Completion of the last section of a partly built connector linking Veterans Highway to Route 2 is pitting two of the county's largest and most organized communities against each other.
Severna Park has fought for 30 years for funding to complete East-West Boulevard, which residents see as the only solution to congestion along Benfield Boulevard.
But the third and final part of that road, long planned but not budgeted for by the county, would unload heaps of cars into one of Pasadena's biggest traffic headaches: Catherine Avenue.
Pasadena residents have been waging their own struggle since the late 1980s to turn part of that avenue into a one-way street. Several children have been hit by cars on Catherine, which is overwhelmed by motorists trying to reach notoriously crowded Mountain Road and Route 100.
Pasadena residents, led by their County Council member, Thomas W. Redmond Sr., will face off against Severna Park residents, led by their council member, Diane R. Evans, at Monday's special budget hearing. While Severna Park presses for the road work, the Pasadena contingents will ask that it be put off for a year while another route is researched.
The two sides will base their arguments on evidence that sounds similar: Roads in their community cannot handle more traffic.
"It's a very 'us against them' mentality," said Pasadena resident Marcia Mia, who opposes the road. "That's what we found when we brought the issue to the Severna Park Council. It's very disheartening that they didn't want to look at the problems they're creating for our part of town. They think East-West Boulevard is the big solution, and it's just not."
Most aggravating for Severna Park residents is that having come so far in achieving their long-awaited road, they must endure what some call a "sudden uprising" from Pasadena that threatens to halt the project.
"The Pasadena Council does a great job for its area, but they've got to realize most of the intersections along Ritchie Highway are failed intersections," said Larry Masterson, president of the Greater Severna Park Council. He meant that the intersections with Route 2 cannot move all the waiting traffic through in one cycle of red-to-green lights.

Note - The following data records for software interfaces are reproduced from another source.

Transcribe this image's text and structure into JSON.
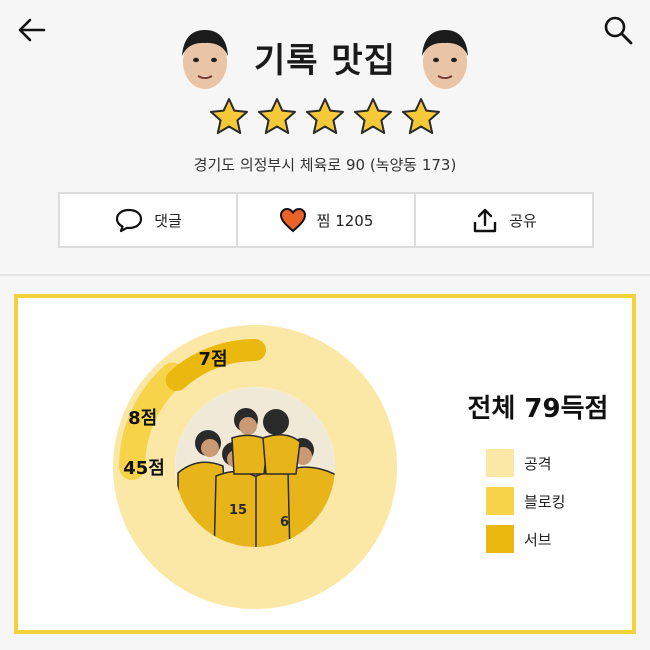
{
  "header": {
    "back_icon": "arrow-left-icon",
    "search_icon": "search-icon",
    "title": "기록 맛집"
  },
  "rating": {
    "stars": 5,
    "max": 5
  },
  "address": "경기도 의정부시 체육로 90 (녹양동 173)",
  "actions": [
    {
      "icon": "speech-bubble-icon",
      "label": "댓글"
    },
    {
      "icon": "heart-icon",
      "label": "찜 1205",
      "color": "#e8622a"
    },
    {
      "icon": "share-upload-icon",
      "label": "공유"
    }
  ],
  "stats": {
    "total_label": "전체 79득점",
    "colors": {
      "attack": "#fbe8a6",
      "block": "#f7d349",
      "serve": "#ebb810",
      "border": "#f2d43a"
    },
    "legend": [
      {
        "key": "attack",
        "label": "공격"
      },
      {
        "key": "block",
        "label": "블로킹"
      },
      {
        "key": "serve",
        "label": "서브"
      }
    ],
    "segment_labels": {
      "attack": "45점",
      "block": "8점",
      "serve": "7점"
    }
  },
  "chart_data": {
    "type": "pie",
    "title": "전체 79득점",
    "categories": [
      "공격",
      "블로킹",
      "서브"
    ],
    "values": [
      45,
      8,
      7
    ],
    "legend": "right"
  }
}
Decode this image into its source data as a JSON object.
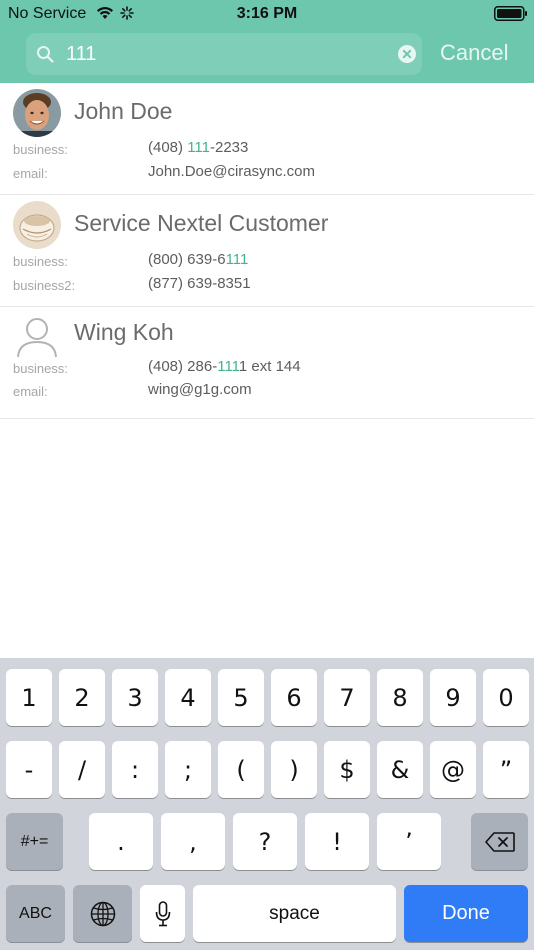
{
  "status_bar": {
    "carrier": "No Service",
    "time": "3:16 PM"
  },
  "search": {
    "query": "111",
    "placeholder": "",
    "cancel_label": "Cancel"
  },
  "colors": {
    "header_bg": "#6cc7ad",
    "highlight": "#41b48e",
    "done_key": "#2f7cf6"
  },
  "contacts": [
    {
      "name": "John Doe",
      "avatar": "photo",
      "fields": [
        {
          "label": "business:",
          "value_parts": [
            "(408) ",
            "111",
            "-2233"
          ]
        },
        {
          "label": "email:",
          "value_parts": [
            "John.Doe@cirasync.com"
          ]
        }
      ]
    },
    {
      "name": "Service Nextel Customer",
      "avatar": "photo",
      "fields": [
        {
          "label": "business:",
          "value_parts": [
            "(800) 639-6",
            "111",
            ""
          ]
        },
        {
          "label": "business2:",
          "value_parts": [
            "(877) 639-8351"
          ]
        }
      ]
    },
    {
      "name": "Wing Koh",
      "avatar": "person-placeholder-icon",
      "fields": [
        {
          "label": "business:",
          "value_parts": [
            "(408) 286-",
            "111",
            "1 ext 144"
          ]
        },
        {
          "label": "email:",
          "value_parts": [
            "wing@g1g.com"
          ]
        }
      ]
    }
  ],
  "keyboard": {
    "row1": [
      "1",
      "2",
      "3",
      "4",
      "5",
      "6",
      "7",
      "8",
      "9",
      "0"
    ],
    "row2": [
      "-",
      "/",
      ":",
      ";",
      "(",
      ")",
      "$",
      "&",
      "@",
      "”"
    ],
    "row3_mode_label": "#+=",
    "row3": [
      ".",
      ",",
      "?",
      "!",
      "’"
    ],
    "abc_label": "ABC",
    "space_label": "space",
    "done_label": "Done",
    "icons": [
      "backspace-icon",
      "globe-icon",
      "microphone-icon"
    ]
  }
}
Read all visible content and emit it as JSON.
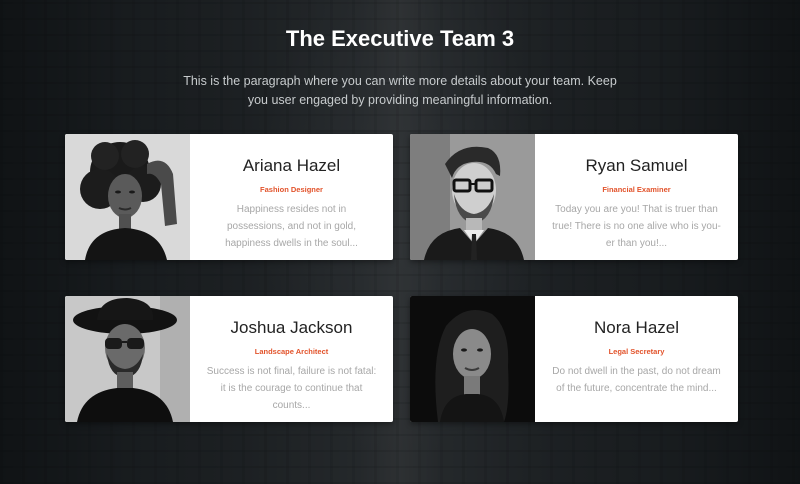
{
  "section": {
    "title": "The Executive Team 3",
    "intro": "This is the paragraph where you can write more details about your team. Keep you user engaged by providing meaningful information."
  },
  "members": [
    {
      "name": "Ariana Hazel",
      "role": "Fashion Designer",
      "bio": "Happiness resides not in possessions, and not in gold, happiness dwells in the soul...",
      "photo": "portrait-woman-curly-hair"
    },
    {
      "name": "Ryan Samuel",
      "role": "Financial Examiner",
      "bio": "Today you are you! That is truer than true! There is no one alive who is you-er than you!...",
      "photo": "portrait-man-glasses-suit"
    },
    {
      "name": "Joshua Jackson",
      "role": "Landscape Architect",
      "bio": "Success is not final, failure is not fatal: it is the courage to continue that counts...",
      "photo": "portrait-man-hat-sunglasses"
    },
    {
      "name": "Nora Hazel",
      "role": "Legal Secretary",
      "bio": "Do not dwell in the past, do not dream of the future, concentrate the mind...",
      "photo": "portrait-woman-dark-hair"
    }
  ],
  "colors": {
    "accent": "#e2532b",
    "card_background": "#ffffff",
    "name_text": "#222222",
    "bio_text": "#a7a7a7",
    "page_background": "#1e2326"
  }
}
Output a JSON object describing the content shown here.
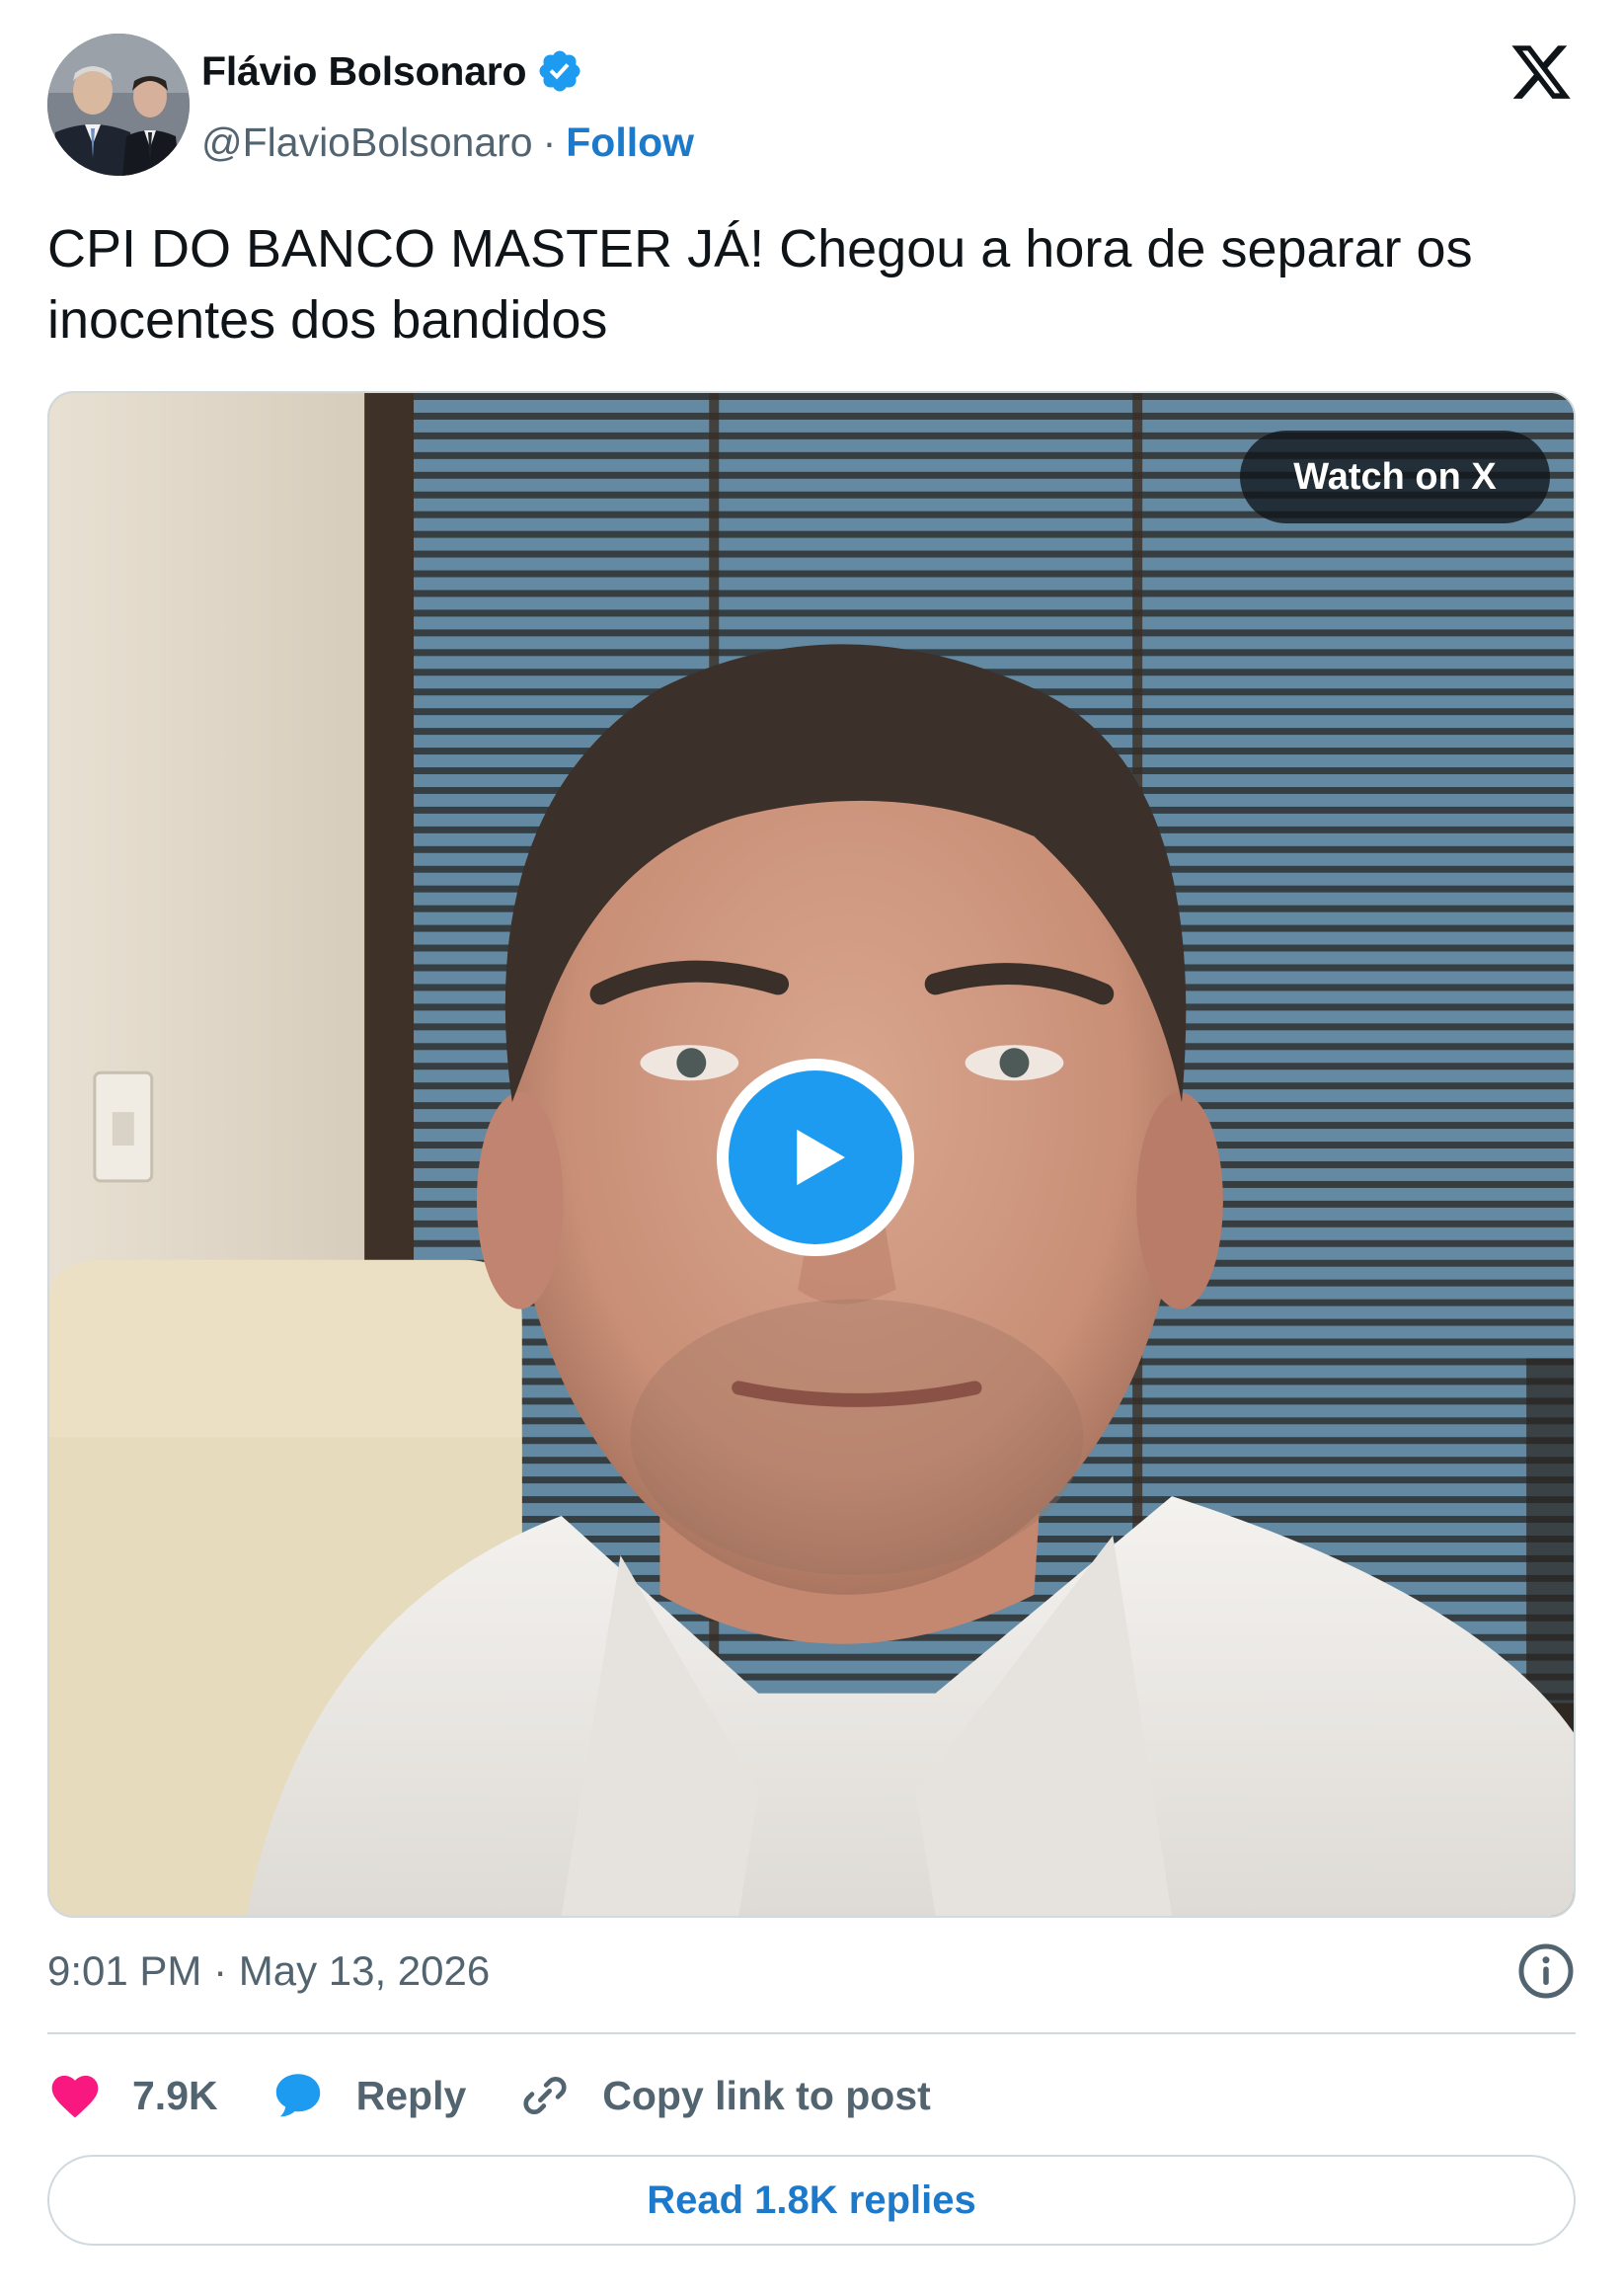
{
  "author": {
    "display_name": "Flávio Bolsonaro",
    "handle": "@FlavioBolsonaro",
    "separator": "·",
    "follow_label": "Follow",
    "verified_color": "#1d9bf0"
  },
  "tweet": {
    "text": "CPI DO BANCO MASTER JÁ! Chegou a hora de separar os inocentes dos bandidos"
  },
  "media": {
    "watch_label": "Watch on X",
    "play_icon": "play-icon"
  },
  "meta": {
    "timestamp": "9:01 PM · May 13, 2026"
  },
  "actions": {
    "like_count": "7.9K",
    "reply_label": "Reply",
    "copy_label": "Copy link to post"
  },
  "footer": {
    "read_replies_label": "Read 1.8K replies"
  },
  "colors": {
    "accent": "#1d79c9",
    "like": "#f91880",
    "muted": "#536471",
    "border": "#cfd9de"
  }
}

"Yes, there are going to be increases in traffic," he said, "but the cost involved in resolving all these issues -- Mountain Road, Ritchie Highway, Catherine Avenue -- means [that] nothing will happen for another 20 years. It's hard enough getting something into the budget, and to risk taking it out now, [and] having to compete again with all the other projects means we'll end up with a $10 million cul-de-sac." The East-West Boulevard now dead-ends at Governor Stone Parkway.
Pasadena residents say they weren't aware of the impact on their area until a county report from last year surfaced recently showing that the Route 2 intersection and several other Pasadena intersections will fail with the additional traffic.
Pub Date: 5/07/98